Mar 12, 2009
For Immediate Release
New England debut March 25, at the Montshire Museum of Science.
NORWICH, VT -- Digital technology reveals the beauty of nature in Robert Creamer’s latest work. Transitions: Photographs by Robert Creamer, an exhibition organized by the Smithsonian’s National Museum of Natural History and circulated by the Smithsonian Institution Traveling Exhibition Service (SITES), showcases how beauty can be found in the most unexpected places.
Transitions will be on view at the Montshire Museum of Science in Norwich, Vermont from March 25 to May 24, 2009, and will then continue on an 11-city, national tour through 2011.
Robert Creamer is renowned for using contemporary digital technology to convey a melancholy beauty. “I’m challenging the traditional notion of beauty as something perfect and flawless,” said Creamer about his photographs, many of which show flowers in various stages of decay. In creating the works for this stunning exhibition, Creamer traded his usual camera for a flatbed scanner. His compositions use flora and fauna that are placed directly on the scanner in aesthetic arrangements or suspended over it. The resulting detail is eerily lifelike and yet incredibly expressive.
Transitions features 39 of Robert Creamer’s high-resolution images created exclusively for the exhibition. Many are paired to show a subject in transition. This exhibition also features a video by videographer Jeannie Yoon about Creamer’s scanning and printing techniques. “My maturing imagination returns me again and again to botanicals. I enjoy exploring the transitory nature of beauty and am constantly enthused by the serendipitous understandings and new relationships that this technique reveals to me,” said Creamer.
Robert Creamer’s association with the Smithsonian began when he scanned a variety of objects and specimens at the Naturalist Center, an educational outreach facility of the National Museum of Natural History located near Leesburg, Virginia. That experience led to scans of the scientific collections housed at the National Museum of Natural History in Washington, D.C.
Creamer has transitioned multiple times himself during the 30 years of his professional photography career. His talents include botany, photography, natural history and teaching. He is also a widely published fine art and architectural photographer. He started using the scanner on a whim in 2002 when he found a dead hummingbird in his Maryland neighborhood. After experimenting with the bird, he continued to scan plants and animals from his backyard and those that were brought home to him by his children and even his cat. Those initial scans inspired his artistic vision catapulting him to a new realm of visual art. He began selecting material based on his intuition of how it would develop in the short time ahead and how it would look like scanned. He monitored his specimens closely looking for the exact moment that some new point of view was revealed.

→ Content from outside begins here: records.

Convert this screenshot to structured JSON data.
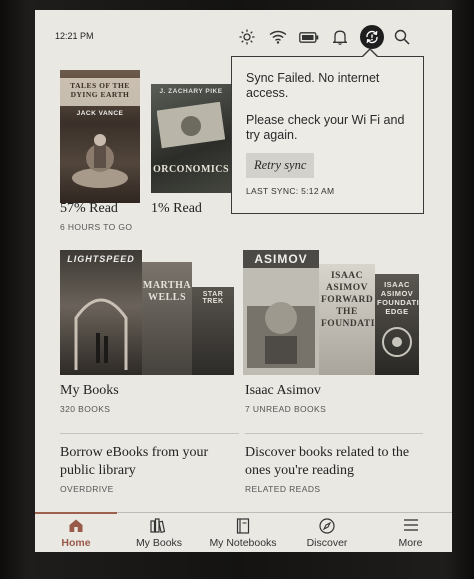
{
  "status": {
    "time": "12:21 PM"
  },
  "popup": {
    "message": "Sync Failed. No internet access.",
    "hint": "Please check your Wi Fi and try again.",
    "retry_label": "Retry sync",
    "last_sync": "LAST SYNC: 5:12 AM"
  },
  "books": [
    {
      "progress": "57% Read",
      "meta": "6 HOURS TO GO",
      "cover_title": "TALES OF THE DYING EARTH",
      "cover_author": "JACK VANCE"
    },
    {
      "progress": "1% Read",
      "meta": "",
      "cover_title": "ORCONOMICS",
      "cover_author": "J. ZACHARY PIKE"
    }
  ],
  "collections": [
    {
      "title": "My Books",
      "meta": "320 BOOKS",
      "covers": [
        "LIGHTSPEED",
        "MARTHA WELLS",
        "STAR TREK"
      ]
    },
    {
      "title": "Isaac Asimov",
      "meta": "7 UNREAD BOOKS",
      "covers": [
        "ASIMOV",
        "ISAAC ASIMOV FORWARD THE FOUNDATION",
        "ISAAC ASIMOV FOUNDATION'S EDGE"
      ]
    }
  ],
  "promos": [
    {
      "title": "Borrow eBooks from your public library",
      "meta": "OVERDRIVE"
    },
    {
      "title": "Discover books related to the ones you're reading",
      "meta": "RELATED READS"
    }
  ],
  "tabs": [
    {
      "label": "Home",
      "icon": "home-icon",
      "active": true
    },
    {
      "label": "My Books",
      "icon": "books-icon",
      "active": false
    },
    {
      "label": "My Notebooks",
      "icon": "notebook-icon",
      "active": false
    },
    {
      "label": "Discover",
      "icon": "compass-icon",
      "active": false
    },
    {
      "label": "More",
      "icon": "menu-icon",
      "active": false
    }
  ],
  "colors": {
    "accent": "#a06050",
    "screen": "#e9e8e3"
  }
}
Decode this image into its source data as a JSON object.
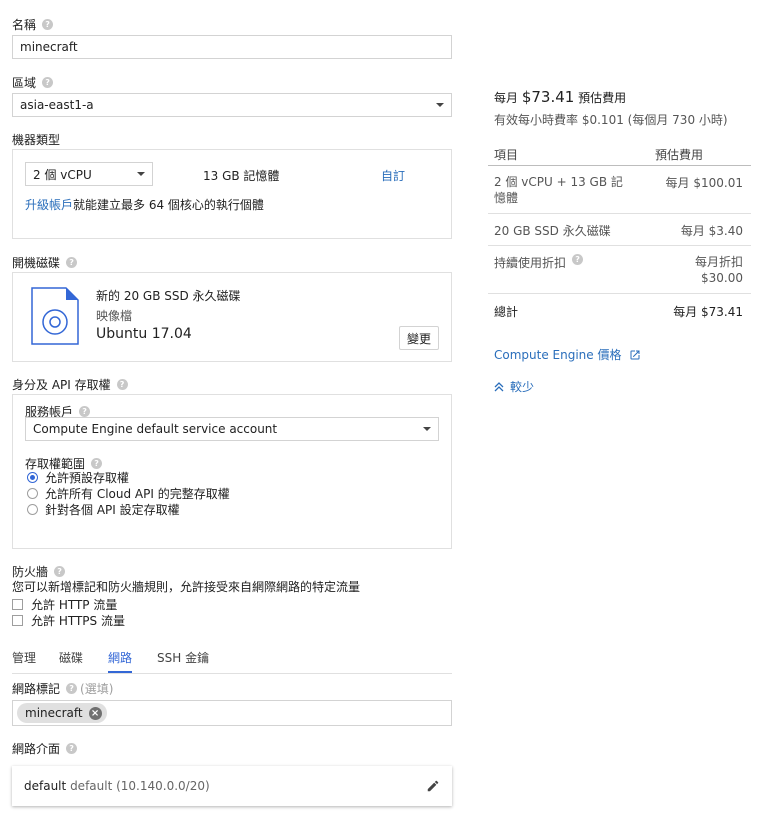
{
  "name_section": {
    "label": "名稱",
    "value": "minecraft"
  },
  "zone_section": {
    "label": "區域",
    "value": "asia-east1-a"
  },
  "machine_type": {
    "label": "機器類型",
    "cpu_value": "2 個 vCPU",
    "memory": "13 GB 記憶體",
    "custom_link": "自訂",
    "upgrade_link": "升級帳戶",
    "upgrade_text": "就能建立最多 64 個核心的執行個體"
  },
  "boot_disk": {
    "label": "開機磁碟",
    "title": "新的 20 GB SSD 永久磁碟",
    "image_label": "映像檔",
    "image_name": "Ubuntu 17.04",
    "change_button": "變更"
  },
  "identity": {
    "label": "身分及 API 存取權",
    "service_account_label": "服務帳戶",
    "service_account_value": "Compute Engine default service account",
    "access_scope_label": "存取權範圍",
    "options": [
      "允許預設存取權",
      "允許所有 Cloud API 的完整存取權",
      "針對各個 API 設定存取權"
    ]
  },
  "firewall": {
    "label": "防火牆",
    "desc": "您可以新增標記和防火牆規則，允許接受來自網際網路的特定流量",
    "http": "允許 HTTP 流量",
    "https": "允許 HTTPS 流量"
  },
  "tabs": [
    "管理",
    "磁碟",
    "網路",
    "SSH 金鑰"
  ],
  "network": {
    "tags_label": "網路標記",
    "optional": "(選填)",
    "tag_chip": "minecraft",
    "interfaces_label": "網路介面",
    "interface_name": "default",
    "interface_detail": "default (10.140.0.0/20)"
  },
  "pricing": {
    "monthly_prefix": "每月",
    "monthly_amount": "$73.41",
    "estimate_label": "預估費用",
    "hourly_prefix": "有效每小時費率",
    "hourly_rate": "$0.101",
    "hourly_suffix": "(每個月 730 小時)",
    "header_item": "項目",
    "header_cost": "預估費用",
    "rows": [
      {
        "item": "2 個 vCPU + 13 GB 記憶體",
        "cost": "每月 $100.01"
      },
      {
        "item": "20 GB SSD 永久磁碟",
        "cost": "每月 $3.40"
      },
      {
        "item": "持續使用折扣",
        "cost": "每月折扣 $30.00"
      }
    ],
    "total_label": "總計",
    "total_value": "每月 $73.41",
    "pricing_link": "Compute Engine 價格",
    "less_link": "較少"
  },
  "colors": {
    "accent": "#3367d6",
    "link": "#2a6ebb",
    "border": "#e0e0e0"
  }
}
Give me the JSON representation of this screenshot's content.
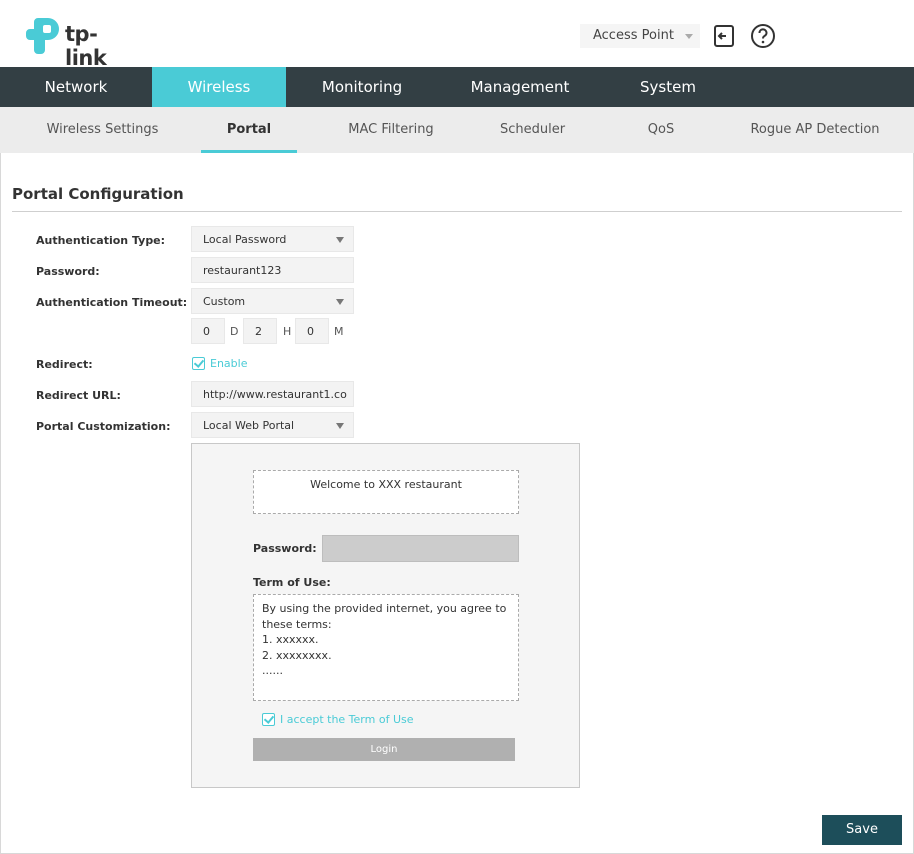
{
  "header": {
    "brand": "tp-link",
    "mode_select": "Access Point"
  },
  "main_nav": [
    {
      "label": "Network"
    },
    {
      "label": "Wireless"
    },
    {
      "label": "Monitoring"
    },
    {
      "label": "Management"
    },
    {
      "label": "System"
    }
  ],
  "sub_nav": [
    {
      "label": "Wireless Settings"
    },
    {
      "label": "Portal"
    },
    {
      "label": "MAC Filtering"
    },
    {
      "label": "Scheduler"
    },
    {
      "label": "QoS"
    },
    {
      "label": "Rogue AP Detection"
    }
  ],
  "section": {
    "title": "Portal Configuration"
  },
  "form": {
    "auth_type": {
      "label": "Authentication Type:",
      "value": "Local Password"
    },
    "password": {
      "label": "Password:",
      "value": "restaurant123"
    },
    "auth_timeout": {
      "label": "Authentication Timeout:",
      "value": "Custom",
      "days": "0",
      "days_unit": "D",
      "hours": "2",
      "hours_unit": "H",
      "minutes": "0",
      "minutes_unit": "M"
    },
    "redirect": {
      "label": "Redirect:",
      "checkbox_label": "Enable"
    },
    "redirect_url": {
      "label": "Redirect URL:",
      "value": "http://www.restaurant1.co"
    },
    "portal_customization": {
      "label": "Portal Customization:",
      "value": "Local Web Portal"
    }
  },
  "preview": {
    "welcome": "Welcome to XXX restaurant",
    "password_label": "Password:",
    "terms_label": "Term of Use:",
    "terms_lines": [
      "By using the provided internet, you agree to",
      "these terms:",
      "1. xxxxxx.",
      "2. xxxxxxxx.",
      "......"
    ],
    "accept_label": "I accept the Term of Use",
    "login_button": "Login"
  },
  "footer": {
    "save_button": "Save"
  },
  "colors": {
    "accent": "#4acbd6",
    "nav_bg": "#333f44",
    "save_bg": "#1d4e5a"
  }
}
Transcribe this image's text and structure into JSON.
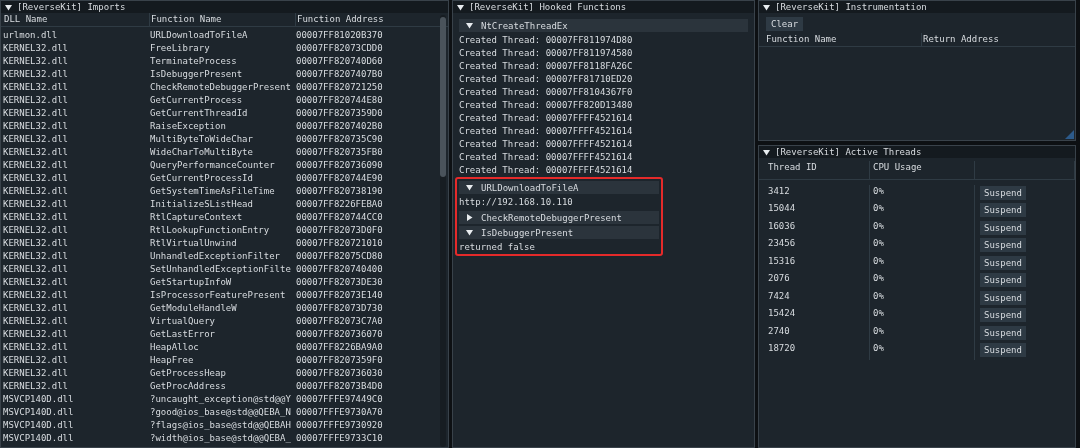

SITES has been sharing the wealth of Smithsonian collections and research programs with millions of people outside Washington, D.C., for more than 50 years. SITES connects Americans to their shared cultural heritage through a wide range of exhibitions about art, science and history, which are shown wherever people live, work and play.